Reading/Interest Level: Intermediate
Author: Ali Standish
Publisher: Harper Collins
Miranda has spent years longing to go to August Isle, the town where her mother spent her girlhood summers. But Miranda never wanted to go like this. With both parents busy with work assignments, Miranda is sent to August Isle to spend the summer with her mother's friend Clare and her daughter Sammy. Miranda and Sammy immediately connect, and the summer looks up as new friendships develop and the isle is explored. As Miranda determines to discover why her mother stopped coming to August Isle and why she distances herself from her family, Miranda finds herself tangled in a web of mysteries, involving an old seafarer, a distant lighthouse, and a familiar name.
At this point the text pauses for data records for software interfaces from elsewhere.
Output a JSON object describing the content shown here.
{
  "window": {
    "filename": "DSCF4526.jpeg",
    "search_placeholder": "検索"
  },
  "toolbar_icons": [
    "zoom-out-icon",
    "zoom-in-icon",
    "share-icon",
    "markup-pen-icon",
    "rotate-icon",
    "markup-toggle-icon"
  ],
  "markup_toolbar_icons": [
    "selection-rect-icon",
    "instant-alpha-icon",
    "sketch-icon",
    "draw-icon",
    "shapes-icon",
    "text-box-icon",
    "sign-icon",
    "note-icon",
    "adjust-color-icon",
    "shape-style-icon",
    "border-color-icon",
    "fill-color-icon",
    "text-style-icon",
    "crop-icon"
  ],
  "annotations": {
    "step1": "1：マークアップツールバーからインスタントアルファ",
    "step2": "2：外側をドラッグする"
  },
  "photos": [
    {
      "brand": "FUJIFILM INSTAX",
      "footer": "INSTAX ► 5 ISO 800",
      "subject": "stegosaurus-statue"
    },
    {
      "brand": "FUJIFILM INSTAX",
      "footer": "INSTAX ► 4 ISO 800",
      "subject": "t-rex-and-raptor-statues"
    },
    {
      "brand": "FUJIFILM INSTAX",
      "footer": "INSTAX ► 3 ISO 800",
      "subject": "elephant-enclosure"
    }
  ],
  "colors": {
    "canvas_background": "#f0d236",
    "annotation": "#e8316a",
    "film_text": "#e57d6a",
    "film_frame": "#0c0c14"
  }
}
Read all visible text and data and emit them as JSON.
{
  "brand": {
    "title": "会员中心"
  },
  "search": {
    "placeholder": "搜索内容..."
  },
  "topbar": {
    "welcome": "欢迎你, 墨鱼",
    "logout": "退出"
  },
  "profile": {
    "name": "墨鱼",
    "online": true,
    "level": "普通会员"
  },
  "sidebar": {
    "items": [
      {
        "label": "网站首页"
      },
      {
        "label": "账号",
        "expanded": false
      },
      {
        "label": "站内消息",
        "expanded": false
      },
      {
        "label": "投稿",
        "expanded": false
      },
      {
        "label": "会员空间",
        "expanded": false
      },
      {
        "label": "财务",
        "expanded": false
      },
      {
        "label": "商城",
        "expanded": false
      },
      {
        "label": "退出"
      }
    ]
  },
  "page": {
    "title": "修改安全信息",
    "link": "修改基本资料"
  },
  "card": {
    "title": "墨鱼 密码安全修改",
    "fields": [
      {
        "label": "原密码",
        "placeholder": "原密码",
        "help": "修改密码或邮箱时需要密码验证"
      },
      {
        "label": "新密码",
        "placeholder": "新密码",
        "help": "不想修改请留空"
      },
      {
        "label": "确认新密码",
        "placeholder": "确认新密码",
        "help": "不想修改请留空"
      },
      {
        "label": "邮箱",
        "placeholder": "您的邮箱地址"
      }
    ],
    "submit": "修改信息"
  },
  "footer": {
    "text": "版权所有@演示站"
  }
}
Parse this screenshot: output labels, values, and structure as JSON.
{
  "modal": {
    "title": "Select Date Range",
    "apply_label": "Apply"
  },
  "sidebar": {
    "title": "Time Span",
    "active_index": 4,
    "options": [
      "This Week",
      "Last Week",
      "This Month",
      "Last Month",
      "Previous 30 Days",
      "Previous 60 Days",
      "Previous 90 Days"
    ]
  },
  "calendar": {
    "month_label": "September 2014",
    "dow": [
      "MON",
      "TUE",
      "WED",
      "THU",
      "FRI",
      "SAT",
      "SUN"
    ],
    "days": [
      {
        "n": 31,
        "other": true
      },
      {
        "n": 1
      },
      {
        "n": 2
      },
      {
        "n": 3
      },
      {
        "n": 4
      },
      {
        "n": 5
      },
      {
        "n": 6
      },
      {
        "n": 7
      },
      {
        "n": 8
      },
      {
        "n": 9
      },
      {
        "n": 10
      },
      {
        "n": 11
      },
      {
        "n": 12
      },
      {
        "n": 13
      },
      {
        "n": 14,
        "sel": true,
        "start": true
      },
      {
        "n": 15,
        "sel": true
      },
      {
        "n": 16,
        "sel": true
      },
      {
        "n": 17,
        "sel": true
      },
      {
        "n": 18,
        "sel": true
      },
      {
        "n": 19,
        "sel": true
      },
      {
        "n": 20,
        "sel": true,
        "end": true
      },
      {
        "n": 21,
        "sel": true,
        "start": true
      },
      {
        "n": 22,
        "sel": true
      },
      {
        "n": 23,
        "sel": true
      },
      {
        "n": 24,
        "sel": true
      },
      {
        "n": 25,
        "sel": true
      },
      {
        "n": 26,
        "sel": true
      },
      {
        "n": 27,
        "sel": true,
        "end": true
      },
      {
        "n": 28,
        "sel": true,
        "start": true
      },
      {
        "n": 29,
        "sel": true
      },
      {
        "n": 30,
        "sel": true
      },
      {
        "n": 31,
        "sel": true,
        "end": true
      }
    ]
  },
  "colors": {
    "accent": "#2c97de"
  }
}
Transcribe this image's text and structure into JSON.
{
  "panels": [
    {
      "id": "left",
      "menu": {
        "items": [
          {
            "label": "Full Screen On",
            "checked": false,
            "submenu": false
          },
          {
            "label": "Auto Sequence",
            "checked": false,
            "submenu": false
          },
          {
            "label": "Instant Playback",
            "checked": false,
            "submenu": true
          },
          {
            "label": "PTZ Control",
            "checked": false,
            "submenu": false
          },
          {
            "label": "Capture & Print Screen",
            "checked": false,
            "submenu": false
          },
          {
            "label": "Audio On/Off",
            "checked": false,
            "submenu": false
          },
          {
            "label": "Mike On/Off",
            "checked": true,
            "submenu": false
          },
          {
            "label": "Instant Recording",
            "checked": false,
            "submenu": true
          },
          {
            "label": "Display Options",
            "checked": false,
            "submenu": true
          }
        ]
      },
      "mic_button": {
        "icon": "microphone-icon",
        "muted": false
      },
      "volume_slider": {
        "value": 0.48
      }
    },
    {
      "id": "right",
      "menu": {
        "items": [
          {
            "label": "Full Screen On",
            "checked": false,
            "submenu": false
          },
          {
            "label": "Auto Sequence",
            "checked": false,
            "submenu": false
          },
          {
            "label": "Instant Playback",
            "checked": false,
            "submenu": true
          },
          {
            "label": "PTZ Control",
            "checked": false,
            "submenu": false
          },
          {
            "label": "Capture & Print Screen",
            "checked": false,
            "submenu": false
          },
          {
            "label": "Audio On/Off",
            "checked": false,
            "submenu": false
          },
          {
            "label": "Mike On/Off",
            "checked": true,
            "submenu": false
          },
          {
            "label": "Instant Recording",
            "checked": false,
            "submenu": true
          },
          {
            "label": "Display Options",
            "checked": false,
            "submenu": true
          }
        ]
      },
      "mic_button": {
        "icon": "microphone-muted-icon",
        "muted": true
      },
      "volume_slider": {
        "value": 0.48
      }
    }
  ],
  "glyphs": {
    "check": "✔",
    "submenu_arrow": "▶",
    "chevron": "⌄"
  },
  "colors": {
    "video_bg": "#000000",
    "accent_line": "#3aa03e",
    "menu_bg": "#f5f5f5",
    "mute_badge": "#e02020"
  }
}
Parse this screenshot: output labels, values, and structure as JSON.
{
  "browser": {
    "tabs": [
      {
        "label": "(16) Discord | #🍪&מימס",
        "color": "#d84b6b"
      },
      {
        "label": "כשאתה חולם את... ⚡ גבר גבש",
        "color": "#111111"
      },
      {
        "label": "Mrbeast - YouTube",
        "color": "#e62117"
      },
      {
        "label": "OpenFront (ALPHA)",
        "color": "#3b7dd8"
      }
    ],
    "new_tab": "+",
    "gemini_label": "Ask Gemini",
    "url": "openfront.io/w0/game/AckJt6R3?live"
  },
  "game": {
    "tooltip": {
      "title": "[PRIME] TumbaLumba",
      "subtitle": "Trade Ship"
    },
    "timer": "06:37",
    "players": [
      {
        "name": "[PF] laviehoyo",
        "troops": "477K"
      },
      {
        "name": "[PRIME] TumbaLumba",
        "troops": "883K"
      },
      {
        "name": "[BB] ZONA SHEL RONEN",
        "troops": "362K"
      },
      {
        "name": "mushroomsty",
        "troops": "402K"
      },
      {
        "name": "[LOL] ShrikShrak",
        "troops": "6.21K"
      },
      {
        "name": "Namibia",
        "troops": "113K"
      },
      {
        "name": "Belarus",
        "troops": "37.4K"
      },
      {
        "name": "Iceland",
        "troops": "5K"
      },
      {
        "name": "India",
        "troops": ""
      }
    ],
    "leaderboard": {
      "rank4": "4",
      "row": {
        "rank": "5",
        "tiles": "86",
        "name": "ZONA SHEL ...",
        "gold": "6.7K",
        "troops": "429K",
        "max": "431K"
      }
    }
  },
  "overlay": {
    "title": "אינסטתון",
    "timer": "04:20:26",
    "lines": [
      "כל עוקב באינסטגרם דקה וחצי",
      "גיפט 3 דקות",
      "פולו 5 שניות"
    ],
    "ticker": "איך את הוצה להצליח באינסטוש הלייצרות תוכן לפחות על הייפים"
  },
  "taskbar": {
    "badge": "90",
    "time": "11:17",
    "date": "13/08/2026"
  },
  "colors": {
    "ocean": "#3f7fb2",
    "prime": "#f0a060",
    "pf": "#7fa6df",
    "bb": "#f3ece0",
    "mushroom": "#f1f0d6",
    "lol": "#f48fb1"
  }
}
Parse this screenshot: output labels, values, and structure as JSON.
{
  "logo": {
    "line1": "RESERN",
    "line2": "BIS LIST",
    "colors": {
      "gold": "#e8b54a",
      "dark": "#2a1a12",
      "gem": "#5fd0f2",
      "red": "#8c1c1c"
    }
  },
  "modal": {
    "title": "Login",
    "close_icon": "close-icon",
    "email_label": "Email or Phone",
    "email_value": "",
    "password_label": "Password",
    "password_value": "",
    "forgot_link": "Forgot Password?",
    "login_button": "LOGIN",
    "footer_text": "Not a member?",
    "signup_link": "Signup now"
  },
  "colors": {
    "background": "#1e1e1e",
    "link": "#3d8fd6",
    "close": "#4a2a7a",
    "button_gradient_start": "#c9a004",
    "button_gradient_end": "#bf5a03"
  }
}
As she begins to find answers, Miranda must face her fears head on and learn to forgive both her mother and herself.
The complexity of character and emotion in this book is stunning. Miranda longs for her mother’s love and affection, but as her mother grows distant, Miranda internalizes this as a fault of her own. However, she learns while unraveling mysteries over the course of the summer more about her family and particularly her mother. Miranda’s perspective begins to change as she gradually realizes that everyone around her is on their own journey. This book beautifully portrays a difficult concept for children to grasp: that their parents (and even their friends) are complex individuals who are the main characters of their own stories. This is a heartwarming book about family, bravery, and perspective that is perfect for any middle grade classroom.